Roosevelts (Paperback)

An American Saga

By Peter Collier

Simon & Schuster, 9780684801407, 544pp.

Publication Date: June 1, 1995

Other Editions of This Title:
Digital Audiobook (1/26/2010)

List Price: 18.99*
* Individual store prices may vary.


Drawing on extensive interviews and brimming with trenchant anecdotes, this historical portrait casts new light on the pivotal events and personalities that shaped the Roosevelt legacy—from Eleanor's often brutal relationship with her children and Theodore Jr.'s undoing in the 1924 New York gubernatorial race, to the heroism of Teddy's sons during both World Wars and FDR's loveless marriage.

The Roosevelts is a brilliant and controversial account of twentieth-century American political culture as seen through the lens of its preeminent political dynasty. Peter Collier shows how Theodore and Franklin Roosevelt, along with their descendants, scrambled to define the direction that American politics would take. The Oyster Bay clan, influenced by the flamboyant Teddy, was extroverted, eccentric, tradition-bound, and family-oriented. They represented an age of American innocence that would be replaced by Franklin's Hyde Park Roosevelts, who were aloof and cold yet individualistic and progressive.

The Roosevelts is history at its most penetrating, a crucial work that illuminates the foundations of contemporary, American politics.

About the Author

 Peter Collier is the author, along with David Horowitz, of The Rockefellers: An American Dynasty, The Kennedys: An American Dream, The Fords: An American Epic, and Destructive Generation: Second Thoughts About the Sixties. He also wrote Downriver: A Novel and The Fondas: A Hollywood Dynasty.

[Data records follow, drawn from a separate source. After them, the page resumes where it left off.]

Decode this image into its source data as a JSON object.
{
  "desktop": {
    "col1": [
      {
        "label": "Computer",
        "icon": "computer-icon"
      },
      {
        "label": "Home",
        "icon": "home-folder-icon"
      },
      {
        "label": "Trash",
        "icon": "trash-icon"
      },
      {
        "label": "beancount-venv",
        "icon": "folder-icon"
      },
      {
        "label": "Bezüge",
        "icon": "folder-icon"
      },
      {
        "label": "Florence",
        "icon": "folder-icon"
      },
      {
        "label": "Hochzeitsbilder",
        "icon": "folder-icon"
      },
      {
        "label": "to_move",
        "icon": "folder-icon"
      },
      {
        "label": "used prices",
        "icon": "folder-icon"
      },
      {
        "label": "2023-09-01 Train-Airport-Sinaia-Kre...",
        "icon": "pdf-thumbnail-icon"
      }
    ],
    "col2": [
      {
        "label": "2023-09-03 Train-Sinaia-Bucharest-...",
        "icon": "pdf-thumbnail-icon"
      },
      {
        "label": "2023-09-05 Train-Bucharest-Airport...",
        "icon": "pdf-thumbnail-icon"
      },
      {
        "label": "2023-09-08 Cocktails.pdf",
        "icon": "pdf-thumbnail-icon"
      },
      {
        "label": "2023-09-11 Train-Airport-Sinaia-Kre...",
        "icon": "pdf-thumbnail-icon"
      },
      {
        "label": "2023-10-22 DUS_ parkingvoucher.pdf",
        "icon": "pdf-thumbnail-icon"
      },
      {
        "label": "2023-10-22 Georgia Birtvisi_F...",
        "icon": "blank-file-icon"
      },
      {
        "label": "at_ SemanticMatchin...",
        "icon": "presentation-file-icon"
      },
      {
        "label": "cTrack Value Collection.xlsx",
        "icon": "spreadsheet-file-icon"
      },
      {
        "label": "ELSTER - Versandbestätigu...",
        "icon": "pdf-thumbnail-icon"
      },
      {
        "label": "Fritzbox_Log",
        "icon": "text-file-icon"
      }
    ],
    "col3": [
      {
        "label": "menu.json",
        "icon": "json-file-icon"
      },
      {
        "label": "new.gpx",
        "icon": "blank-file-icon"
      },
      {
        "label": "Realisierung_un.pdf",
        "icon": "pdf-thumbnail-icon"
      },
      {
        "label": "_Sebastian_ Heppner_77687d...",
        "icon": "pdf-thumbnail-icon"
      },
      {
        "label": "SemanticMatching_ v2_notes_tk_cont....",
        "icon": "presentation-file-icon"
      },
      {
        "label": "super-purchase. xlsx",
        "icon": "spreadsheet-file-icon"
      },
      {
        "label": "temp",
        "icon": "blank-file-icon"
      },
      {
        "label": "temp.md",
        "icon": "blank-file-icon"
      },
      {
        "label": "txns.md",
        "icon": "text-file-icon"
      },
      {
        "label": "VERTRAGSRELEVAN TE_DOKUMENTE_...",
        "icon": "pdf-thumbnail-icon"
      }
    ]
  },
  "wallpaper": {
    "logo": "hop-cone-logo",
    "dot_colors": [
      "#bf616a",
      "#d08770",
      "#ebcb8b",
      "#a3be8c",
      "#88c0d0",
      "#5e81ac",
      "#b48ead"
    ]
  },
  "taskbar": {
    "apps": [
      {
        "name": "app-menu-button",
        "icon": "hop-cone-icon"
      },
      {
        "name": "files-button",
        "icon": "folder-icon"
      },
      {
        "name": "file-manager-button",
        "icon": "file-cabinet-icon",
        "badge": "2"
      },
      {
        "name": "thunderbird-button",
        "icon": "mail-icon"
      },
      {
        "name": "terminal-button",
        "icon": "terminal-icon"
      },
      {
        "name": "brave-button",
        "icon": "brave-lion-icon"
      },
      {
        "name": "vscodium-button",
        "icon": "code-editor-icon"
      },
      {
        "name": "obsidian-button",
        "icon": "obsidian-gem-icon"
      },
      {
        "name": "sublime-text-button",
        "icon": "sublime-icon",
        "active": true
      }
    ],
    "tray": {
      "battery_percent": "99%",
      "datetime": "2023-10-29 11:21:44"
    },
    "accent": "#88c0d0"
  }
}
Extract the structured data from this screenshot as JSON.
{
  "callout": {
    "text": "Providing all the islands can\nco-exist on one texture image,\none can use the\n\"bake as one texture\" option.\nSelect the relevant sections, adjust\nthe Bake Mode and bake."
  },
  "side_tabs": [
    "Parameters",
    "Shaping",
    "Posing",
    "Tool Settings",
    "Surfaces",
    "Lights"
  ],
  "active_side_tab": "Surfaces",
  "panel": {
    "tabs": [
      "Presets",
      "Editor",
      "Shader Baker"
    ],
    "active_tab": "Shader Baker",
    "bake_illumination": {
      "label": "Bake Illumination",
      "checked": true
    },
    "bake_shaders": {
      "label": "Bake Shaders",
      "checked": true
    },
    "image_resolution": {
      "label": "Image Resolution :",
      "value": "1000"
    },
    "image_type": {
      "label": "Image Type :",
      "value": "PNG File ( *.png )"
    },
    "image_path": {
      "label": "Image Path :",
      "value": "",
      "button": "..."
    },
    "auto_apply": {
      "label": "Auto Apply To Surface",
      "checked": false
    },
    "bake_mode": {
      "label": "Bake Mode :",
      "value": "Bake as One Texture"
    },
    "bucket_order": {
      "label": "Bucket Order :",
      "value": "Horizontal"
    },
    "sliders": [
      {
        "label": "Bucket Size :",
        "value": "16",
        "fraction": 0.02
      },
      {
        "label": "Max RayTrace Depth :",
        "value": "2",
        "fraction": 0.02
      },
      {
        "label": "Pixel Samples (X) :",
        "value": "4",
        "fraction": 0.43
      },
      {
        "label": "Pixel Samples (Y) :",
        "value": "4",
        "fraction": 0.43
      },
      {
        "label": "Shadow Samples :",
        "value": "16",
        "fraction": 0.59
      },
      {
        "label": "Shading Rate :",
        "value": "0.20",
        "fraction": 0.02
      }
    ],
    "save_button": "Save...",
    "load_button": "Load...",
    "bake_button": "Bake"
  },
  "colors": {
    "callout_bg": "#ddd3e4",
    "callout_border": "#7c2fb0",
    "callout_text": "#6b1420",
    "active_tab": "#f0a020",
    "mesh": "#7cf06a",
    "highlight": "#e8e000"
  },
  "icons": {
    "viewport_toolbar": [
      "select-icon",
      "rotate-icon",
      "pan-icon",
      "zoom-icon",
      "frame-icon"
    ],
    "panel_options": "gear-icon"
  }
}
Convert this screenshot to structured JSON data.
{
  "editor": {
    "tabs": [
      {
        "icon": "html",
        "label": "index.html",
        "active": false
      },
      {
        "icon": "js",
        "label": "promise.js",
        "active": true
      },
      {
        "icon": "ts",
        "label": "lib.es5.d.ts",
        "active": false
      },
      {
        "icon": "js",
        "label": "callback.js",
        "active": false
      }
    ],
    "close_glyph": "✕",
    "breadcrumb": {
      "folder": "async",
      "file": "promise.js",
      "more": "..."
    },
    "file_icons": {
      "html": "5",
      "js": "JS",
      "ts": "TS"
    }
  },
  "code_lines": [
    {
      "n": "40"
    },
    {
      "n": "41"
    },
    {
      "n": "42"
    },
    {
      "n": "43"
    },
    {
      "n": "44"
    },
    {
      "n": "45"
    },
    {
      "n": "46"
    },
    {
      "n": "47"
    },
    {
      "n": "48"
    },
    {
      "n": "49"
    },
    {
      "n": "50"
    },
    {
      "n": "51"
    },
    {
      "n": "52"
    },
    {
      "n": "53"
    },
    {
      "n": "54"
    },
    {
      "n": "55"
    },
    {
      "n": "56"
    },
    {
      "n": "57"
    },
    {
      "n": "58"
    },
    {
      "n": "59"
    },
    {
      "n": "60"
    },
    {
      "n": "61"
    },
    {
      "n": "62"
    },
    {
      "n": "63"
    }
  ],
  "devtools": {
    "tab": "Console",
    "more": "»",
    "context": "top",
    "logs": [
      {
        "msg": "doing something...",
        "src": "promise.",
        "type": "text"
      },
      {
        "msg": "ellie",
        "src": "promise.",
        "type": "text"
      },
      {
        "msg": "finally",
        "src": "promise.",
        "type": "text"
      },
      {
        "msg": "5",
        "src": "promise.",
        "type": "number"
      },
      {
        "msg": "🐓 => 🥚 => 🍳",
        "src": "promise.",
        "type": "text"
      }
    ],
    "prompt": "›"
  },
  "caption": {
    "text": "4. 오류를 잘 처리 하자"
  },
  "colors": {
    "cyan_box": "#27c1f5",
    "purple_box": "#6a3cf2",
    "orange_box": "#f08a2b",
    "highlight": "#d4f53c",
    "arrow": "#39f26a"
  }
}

He lives in Nevada City, California.

Praise For Roosevelts: An American Saga

John A. Garraty The New York Times Book Review Fascinating reading...evenhanded descriptions are not generally a virtue of popular history, but they are only the most remarkable of the many virtues of this one....Truly first-rate.

Patrick Buchanan comes to understand that Theodore Roosevelt belonged to an age that was dying, though he was perhaps its finest expression. And Franklin Delano Roosevelt, for all his character flaws, was perfectly suited to the new age that had begun.

Michael R. Beschloss THe Washington Monthly Collier and Horowitz have performed the extraordinary task of...deconstructing the densely packed array of ambitions, anxieties, responsibilities, traumas, and opportunities thrown on the rich and famous from birth.

Jonathan Yardley The Washington Post Book World As deftly organized, smoothly' written, and psychologically penetrating as any of its predecessors.

Burke Wilkinson The Washington Times The best page-turner of the season.